Runaway child: Can be placed in foster care home, child welfare facility, OR securely detained for as long as it takes to return child home, or to ensure the runaway child’ s presence at a scheduled court appearance (only when the child has previously failed to appear for a scheduled court appearance).
Respondent: Person against whom allegations or charges are brought.
SAAG (Special Assistant Attorney General): the lawyer who represents DFACS.
Status Offense: Status offenses are offenses that are only crimes if committed by children, such as skipping school, running away, breaking curfew, and possession or use of alcohol.
Subpoena: A legal document requiring a person to come to court; if you get a subpoena, you must come to court.
Summons: A legal document notifying you of a court case and telling you when to come to court.
Taken Into Custody: To deprive a person of liberty by legal authority.

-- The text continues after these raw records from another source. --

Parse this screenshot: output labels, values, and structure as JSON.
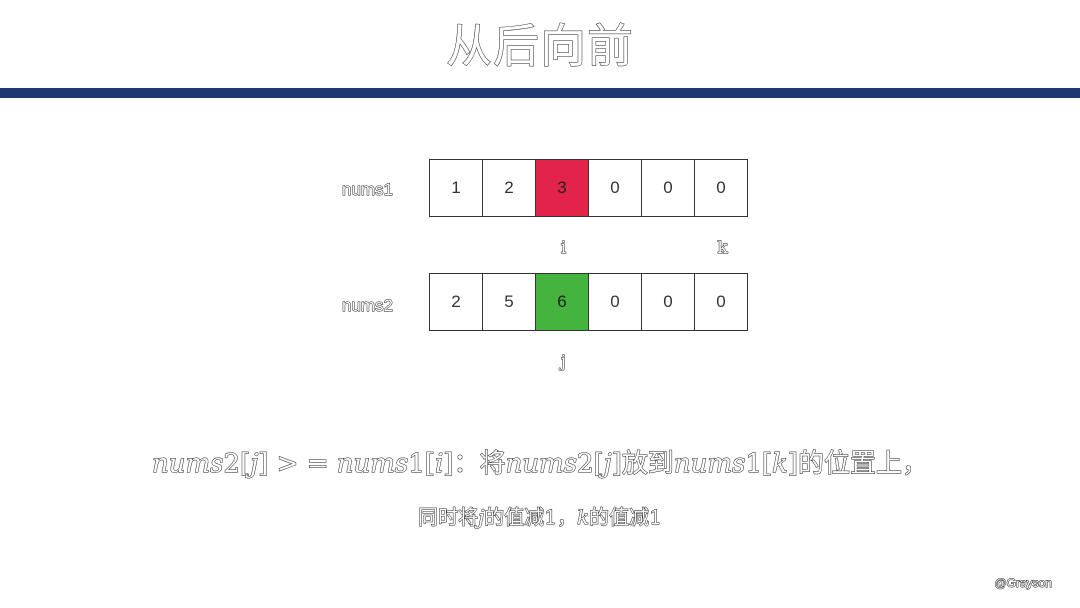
{
  "title": "从后向前",
  "arrays": [
    {
      "label": "nums1",
      "cells": [
        "1",
        "2",
        "3",
        "0",
        "0",
        "0"
      ],
      "highlight": {
        "index": 2,
        "color": "#e12447"
      }
    },
    {
      "label": "nums2",
      "cells": [
        "2",
        "5",
        "6",
        "0",
        "0",
        "0"
      ],
      "highlight": {
        "index": 2,
        "color": "#45b43e"
      }
    }
  ],
  "pointers": {
    "i": "i",
    "k": "k",
    "j": "j"
  },
  "formula": {
    "lhs_var": "nums",
    "lhs_num": "2[",
    "lhs_idx": "j",
    "lhs_close": "] > = ",
    "rhs_var": "nums",
    "rhs_num": "1[",
    "rhs_idx": "i",
    "rhs_close": "]",
    "sep": "：将",
    "src_var": "nums",
    "src_num": "2[",
    "src_idx": "j",
    "src_close": "]",
    "mid": "放到",
    "dst_var": "nums",
    "dst_num": "1[",
    "dst_idx": "k",
    "dst_close": "]",
    "tail": "的位置上，"
  },
  "note": {
    "part1": "同时将",
    "var_j": "j",
    "part2": "的值减1，",
    "var_k": "k",
    "part3": "的值减1"
  },
  "watermark": "@Grayson",
  "colors": {
    "title_bar": "#1f3a73",
    "highlight_red": "#e12447",
    "highlight_green": "#45b43e"
  }
}
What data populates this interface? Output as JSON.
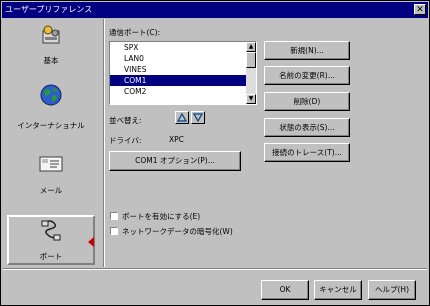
{
  "window": {
    "title": "ユーザープリファレンス",
    "close_label": "✕"
  },
  "sidebar": {
    "items": [
      {
        "label": "基本",
        "icon": "gear-icon"
      },
      {
        "label": "インターナショナル",
        "icon": "globe-icon"
      },
      {
        "label": "メール",
        "icon": "mail-icon"
      },
      {
        "label": "ポート",
        "icon": "port-icon"
      }
    ]
  },
  "ports": {
    "label": "通信ポート(C):",
    "items": [
      "SPX",
      "LAN0",
      "VINES",
      "COM1",
      "COM2"
    ],
    "selected": "COM1"
  },
  "sort": {
    "label": "並べ替え:"
  },
  "driver": {
    "label": "ドライバ:",
    "value": "XPC"
  },
  "options_button": "COM1 オプション(P)...",
  "checkboxes": [
    {
      "label": "ポートを有効にする(E)",
      "checked": false
    },
    {
      "label": "ネットワークデータの暗号化(W)",
      "checked": false
    }
  ],
  "right_buttons": [
    "新規(N)...",
    "名前の変更(R)...",
    "削除(D)",
    "状態の表示(S)...",
    "接続のトレース(T)..."
  ],
  "footer": {
    "ok": "OK",
    "cancel": "キャンセル",
    "help": "ヘルプ(H)"
  },
  "colors": {
    "titlebar": "#000080",
    "selection": "#000080",
    "face": "#c0c0c0",
    "arrow": "#c00000"
  }
}
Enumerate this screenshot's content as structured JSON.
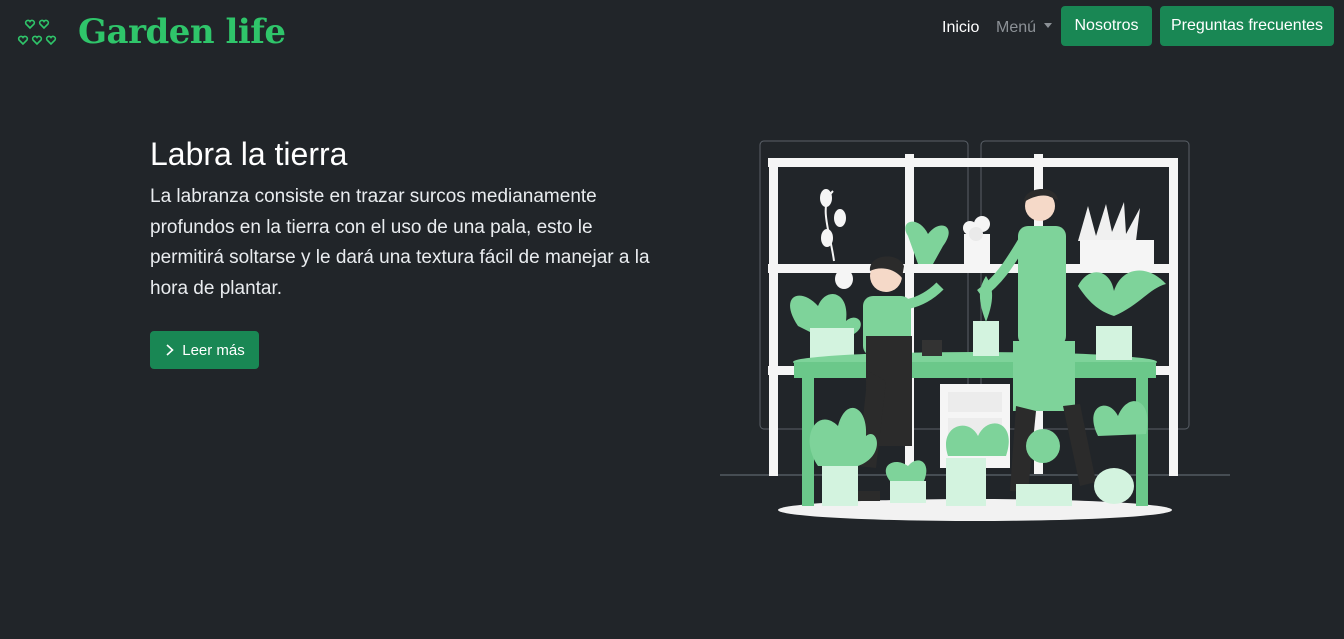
{
  "brand": {
    "name": "Garden life",
    "icon": "hearts-icon",
    "color": "#2fc56a"
  },
  "nav": {
    "inicio": "Inicio",
    "menu": "Menú",
    "nosotros": "Nosotros",
    "faq": "Preguntas frecuentes"
  },
  "hero": {
    "title": "Labra la tierra",
    "text": "La labranza consiste en trazar surcos medianamente profundos en la tierra con el uso de una pala, esto le permitirá soltarse y le dará una textura fácil de manejar a la hora de plantar.",
    "button": "Leer más",
    "button_icon": "chevron-right-icon"
  },
  "colors": {
    "background": "#212529",
    "primary": "#198754",
    "accent_green": "#2fc56a",
    "plant_green": "#7ed39a",
    "text": "#ffffff"
  }
}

Children are not arrested, but they may be taken into custody, which is also known as being detained.
Ten Deadly Sins: Youth charged with one of the following crimes will be transferred to the Superior Court for adjudication and can be convicted as an adult. Sentence can be 10 years to life.
- – Murder
- – 2nd Degree Murder
- – Voluntary Manslaughter
- – Rape
- – Aggravated Sodomy
- – Aggravated Child Molestation
- – Aggravated Sexual Battery
- – Armed Robbery with a Firearm
- – Aggravated Assault with a Firearm on Public Safety Officer
- – Aggravated Battery on Public Safety Officer
TPR (Termination of Parental Rights): Legal and permanent severance of the parent-child relationship; if parental rights are terminated, the child may become eligible for adoption.
Unruly Child: A child who is in need of supervision, treatment or rehabilitation and meetings one of the following criteria:
- – Is habitually truant from school.
- – Is habitually disobedient of the reasonable commands of their parent/guardian/legal custodian.
- – Has committed an offense applicable only to a child.
- – Without just cause and consent of parent/legal custodian deserts their place of abode.
- – Wanders or loiters about the streets, highway, or any public place, between the hours of 12:00 Midnight and 5:00 A.M.
- – Disobeys the terms of supervision contained in a court order which has been directed to such child, who has been adjudicated unruly.
- – Patronizes any bar where alcoholic beverages are being sold, unaccompanied by such child’s parent/guardian/custodian, or possesses alcoholic beverages.
- – Has committed a delinquent act and is in need of supervision, but not of treatment or rehabilitation.